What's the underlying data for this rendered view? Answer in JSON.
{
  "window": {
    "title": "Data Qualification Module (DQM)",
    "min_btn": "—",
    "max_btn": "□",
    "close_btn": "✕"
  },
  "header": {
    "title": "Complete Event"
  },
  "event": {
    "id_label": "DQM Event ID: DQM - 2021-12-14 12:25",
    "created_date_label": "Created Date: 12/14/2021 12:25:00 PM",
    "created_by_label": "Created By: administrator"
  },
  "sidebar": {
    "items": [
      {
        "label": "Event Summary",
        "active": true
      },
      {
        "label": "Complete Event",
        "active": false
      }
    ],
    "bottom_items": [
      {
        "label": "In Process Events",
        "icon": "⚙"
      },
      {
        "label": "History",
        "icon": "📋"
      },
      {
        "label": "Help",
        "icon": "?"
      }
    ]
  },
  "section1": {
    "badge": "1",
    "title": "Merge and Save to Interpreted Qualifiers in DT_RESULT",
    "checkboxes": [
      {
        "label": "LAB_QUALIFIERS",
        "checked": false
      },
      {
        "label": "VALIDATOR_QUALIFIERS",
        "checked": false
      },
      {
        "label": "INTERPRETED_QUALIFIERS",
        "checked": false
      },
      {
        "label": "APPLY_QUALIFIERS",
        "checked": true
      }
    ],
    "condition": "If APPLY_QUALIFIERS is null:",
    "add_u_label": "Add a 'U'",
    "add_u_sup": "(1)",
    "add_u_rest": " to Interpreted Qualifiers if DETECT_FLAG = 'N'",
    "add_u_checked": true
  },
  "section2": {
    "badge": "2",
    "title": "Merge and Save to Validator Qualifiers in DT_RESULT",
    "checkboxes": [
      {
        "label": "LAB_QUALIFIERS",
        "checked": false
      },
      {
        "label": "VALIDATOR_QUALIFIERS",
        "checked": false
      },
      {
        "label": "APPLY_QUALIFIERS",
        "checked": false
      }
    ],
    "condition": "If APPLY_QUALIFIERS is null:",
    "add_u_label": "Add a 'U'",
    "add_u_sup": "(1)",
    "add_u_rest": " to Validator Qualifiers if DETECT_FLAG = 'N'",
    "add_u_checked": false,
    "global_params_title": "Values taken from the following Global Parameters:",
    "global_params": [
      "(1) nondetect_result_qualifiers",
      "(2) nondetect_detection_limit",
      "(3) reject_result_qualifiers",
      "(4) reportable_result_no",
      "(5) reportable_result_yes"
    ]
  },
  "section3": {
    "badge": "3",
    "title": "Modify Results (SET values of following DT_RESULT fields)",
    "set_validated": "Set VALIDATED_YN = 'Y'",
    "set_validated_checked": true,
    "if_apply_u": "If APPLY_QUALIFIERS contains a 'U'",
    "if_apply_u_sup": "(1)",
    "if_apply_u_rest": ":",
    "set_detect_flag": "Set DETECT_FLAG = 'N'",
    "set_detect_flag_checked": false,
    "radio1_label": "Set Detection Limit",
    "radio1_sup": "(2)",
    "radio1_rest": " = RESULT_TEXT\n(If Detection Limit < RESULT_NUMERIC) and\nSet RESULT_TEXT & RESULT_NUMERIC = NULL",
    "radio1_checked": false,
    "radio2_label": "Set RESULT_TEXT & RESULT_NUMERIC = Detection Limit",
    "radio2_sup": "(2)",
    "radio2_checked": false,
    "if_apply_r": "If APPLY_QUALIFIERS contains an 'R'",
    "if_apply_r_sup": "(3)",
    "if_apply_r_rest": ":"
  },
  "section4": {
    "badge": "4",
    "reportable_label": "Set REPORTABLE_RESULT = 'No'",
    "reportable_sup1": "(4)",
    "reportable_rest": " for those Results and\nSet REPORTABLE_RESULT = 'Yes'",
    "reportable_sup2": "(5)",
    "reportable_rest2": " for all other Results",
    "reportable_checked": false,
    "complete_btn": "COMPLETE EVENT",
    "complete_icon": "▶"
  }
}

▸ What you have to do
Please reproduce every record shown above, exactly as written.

▸ Output below
What's the underlying data for this rendered view? Answer in JSON.
{
  "window": {
    "title": "Data Qualification Module (DQM)",
    "min_btn": "—",
    "max_btn": "□",
    "close_btn": "✕"
  },
  "header": {
    "title": "Complete Event"
  },
  "event": {
    "id_label": "DQM Event ID: DQM - 2021-12-14 12:25",
    "created_date_label": "Created Date: 12/14/2021 12:25:00 PM",
    "created_by_label": "Created By: administrator"
  },
  "sidebar": {
    "items": [
      {
        "label": "Event Summary",
        "active": true
      },
      {
        "label": "Complete Event",
        "active": false
      }
    ],
    "bottom_items": [
      {
        "label": "In Process Events",
        "icon": "⚙"
      },
      {
        "label": "History",
        "icon": "📋"
      },
      {
        "label": "Help",
        "icon": "?"
      }
    ]
  },
  "section1": {
    "badge": "1",
    "title": "Merge and Save to Interpreted Qualifiers in DT_RESULT",
    "checkboxes": [
      {
        "label": "LAB_QUALIFIERS",
        "checked": false
      },
      {
        "label": "VALIDATOR_QUALIFIERS",
        "checked": false
      },
      {
        "label": "INTERPRETED_QUALIFIERS",
        "checked": false
      },
      {
        "label": "APPLY_QUALIFIERS",
        "checked": true
      }
    ],
    "condition": "If APPLY_QUALIFIERS is null:",
    "add_u_label": "Add a 'U'",
    "add_u_sup": "(1)",
    "add_u_rest": " to Interpreted Qualifiers if DETECT_FLAG = 'N'",
    "add_u_checked": true
  },
  "section2": {
    "badge": "2",
    "title": "Merge and Save to Validator Qualifiers in DT_RESULT",
    "checkboxes": [
      {
        "label": "LAB_QUALIFIERS",
        "checked": false
      },
      {
        "label": "VALIDATOR_QUALIFIERS",
        "checked": false
      },
      {
        "label": "APPLY_QUALIFIERS",
        "checked": false
      }
    ],
    "condition": "If APPLY_QUALIFIERS is null:",
    "add_u_label": "Add a 'U'",
    "add_u_sup": "(1)",
    "add_u_rest": " to Validator Qualifiers if DETECT_FLAG = 'N'",
    "add_u_checked": false,
    "global_params_title": "Values taken from the following Global Parameters:",
    "global_params": [
      "(1) nondetect_result_qualifiers",
      "(2) nondetect_detection_limit",
      "(3) reject_result_qualifiers",
      "(4) reportable_result_no",
      "(5) reportable_result_yes"
    ]
  },
  "section3": {
    "badge": "3",
    "title": "Modify Results (SET values of following DT_RESULT fields)",
    "set_validated": "Set VALIDATED_YN = 'Y'",
    "set_validated_checked": true,
    "if_apply_u": "If APPLY_QUALIFIERS contains a 'U'",
    "if_apply_u_sup": "(1)",
    "if_apply_u_rest": ":",
    "set_detect_flag": "Set DETECT_FLAG = 'N'",
    "set_detect_flag_checked": false,
    "radio1_label": "Set Detection Limit",
    "radio1_sup": "(2)",
    "radio1_rest": " = RESULT_TEXT\n(If Detection Limit < RESULT_NUMERIC) and\nSet RESULT_TEXT & RESULT_NUMERIC = NULL",
    "radio1_checked": false,
    "radio2_label": "Set RESULT_TEXT & RESULT_NUMERIC = Detection Limit",
    "radio2_sup": "(2)",
    "radio2_checked": false,
    "if_apply_r": "If APPLY_QUALIFIERS contains an 'R'",
    "if_apply_r_sup": "(3)",
    "if_apply_r_rest": ":"
  },
  "section4": {
    "badge": "4",
    "reportable_label": "Set REPORTABLE_RESULT = 'No'",
    "reportable_sup1": "(4)",
    "reportable_rest": " for those Results and\nSet REPORTABLE_RESULT = 'Yes'",
    "reportable_sup2": "(5)",
    "reportable_rest2": " for all other Results",
    "reportable_checked": false,
    "complete_btn": "COMPLETE EVENT",
    "complete_icon": "▶"
  }
}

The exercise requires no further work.